Information on the team's Web site used a comparison of coffee and espresso to explain why a greater volume of ethanol
(coffee) is necessary to run the DM139 for the same amount of time as a car run with fossil fuels (espresso). An espresso
carries a certain amount of caffeine in a small quantity of drink, while regular coffee will carry the same amount of caffeine
but in a greater quantity of the drink. If caffeine intake were the goal, then a person would need to drink more coffee than
espresso. If fuel combustion is the goal, then a driver needs more ethanol because the efficient fuel burns up faster than
Engine performance with ethanol was everything the team could have asked for, but regular racing setbacks kept the car
from moving up any higher in the race ranks. Regular tire changes, a starter replacement and a persistent misfire made the
team lose laps.
"We lost time trying to find the misfire and eventually we had to just get on with it," McNeil said. "It's
frustrating as we know what lap time we could have had, and we know it would have put us safely in the top ten, even the top
six. However, these were the usual setbacks any car could have in racing, and we have still shown that this fuel can be competitive
in the top level of international motor sport. To do so with a new racing car to completely new regulations is also a major
achievement for the whole team. We will be back next year."
The three drivers completed a total of 316 laps around the 8-mile race circuit at Le Mans. McNeil estimated they lost
about 41 laps to pit stops for the misfire. Le Mans takes place every year in the Sarthe region south west of Paris, and has
always been a showcase for the debut of new technologies in the harshest competitive environment in motor sport. The 8-mile

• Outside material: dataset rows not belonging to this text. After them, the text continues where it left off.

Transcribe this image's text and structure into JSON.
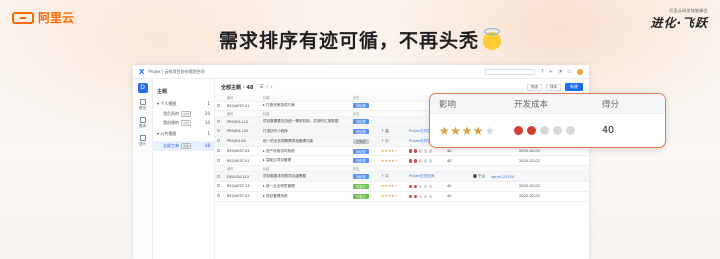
{
  "brand": {
    "name": "阿里云"
  },
  "event": {
    "small": "阿里云研发效能峰会",
    "big": "进化·飞跃"
  },
  "headline": "需求排序有迹可循，不再头秃",
  "app": {
    "product": "Projex",
    "breadcrumb": "Projex / 云效项目协作规划空间",
    "rail": [
      {
        "label": "概览"
      },
      {
        "label": "需求"
      },
      {
        "label": "迭代"
      }
    ],
    "sidebar": {
      "title": "主题",
      "personal": {
        "label": "个人视图",
        "count": "1"
      },
      "personal_items": [
        {
          "label": "我负责的",
          "tag": "系统",
          "count": "20"
        },
        {
          "label": "我创建的",
          "tag": "系统",
          "count": "10"
        }
      ],
      "public": {
        "label": "公共视图",
        "count": "1"
      },
      "active": {
        "label": "全部工单",
        "tag": "系统",
        "count": "48"
      }
    },
    "main": {
      "title": "全部主题 · 48",
      "filter_label": "筛选",
      "sort_label": "排序",
      "new_label": "新建"
    },
    "columns": {
      "id": "编号",
      "title": "标题",
      "status": "状态"
    },
    "rows": [
      {
        "id": "REQUEST-01",
        "title": "打造完美协同方案",
        "status": "待处理",
        "st": "blue",
        "kind": "main"
      },
      {
        "id": "PROJEX-112",
        "title": "项目集需要支持统一需求机制，并按时汇报数据",
        "status": "待处理",
        "st": "blue",
        "kind": "sub"
      },
      {
        "id": "PROJEX-102",
        "title": "打造协作小程序",
        "status": "待处理",
        "st": "blue",
        "kind": "sub",
        "priority": "高",
        "space": "Projex交付空间",
        "owner": "宁山",
        "sprint": "sprint-22Y24"
      },
      {
        "id": "PROJEX-80",
        "title": "统一的业务洞察需求池管理功能",
        "status": "已完成",
        "st": "gray",
        "kind": "sub",
        "priority": "中",
        "space": "Projex交付空间",
        "owner": "宁山",
        "sprint": "sprint-22Y24"
      },
      {
        "id": "REQUEST-03",
        "title": "资产线索协同系统",
        "status": "待处理",
        "st": "blue",
        "kind": "main",
        "stars": 4,
        "cost": 3,
        "score": "40",
        "date": "2020-02-02"
      },
      {
        "id": "REQUEST-01",
        "title": "智能云项目管理",
        "status": "待处理",
        "st": "blue",
        "kind": "main",
        "stars": 4,
        "cost": 3,
        "score": "40",
        "date": "2020-02-02"
      },
      {
        "id": "DESIGN-113",
        "title": "项目集要求关联项目级需要",
        "status": "待处理",
        "st": "blue",
        "kind": "sub",
        "priority": "中",
        "space": "Projex交付空间",
        "owner": "宁山",
        "sprint": "sprint-22Y24"
      },
      {
        "id": "REQUEST-13",
        "title": "统一企业研发管理",
        "status": "开发中",
        "st": "green",
        "kind": "main",
        "stars": 4,
        "cost": 3,
        "score": "40",
        "date": "2020-02-02"
      },
      {
        "id": "REQUEST-03",
        "title": "项目管理系统",
        "status": "开发中",
        "st": "green",
        "kind": "main",
        "stars": 4,
        "cost": 3,
        "score": "40",
        "date": "2020-02-02"
      }
    ]
  },
  "zoom": {
    "headers": {
      "impact": "影响",
      "cost": "开发成本",
      "score": "得分"
    },
    "impact_stars": 4,
    "impact_max": 5,
    "cost_filled": 2,
    "cost_max": 5,
    "score": "40"
  },
  "colors": {
    "accent": "#ff6a00",
    "primary": "#1b6ef3",
    "callout_border": "#e47a52"
  }
}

circuit is a mix of permanent track and roads.
Information for this story courtesy of Nasamax public relations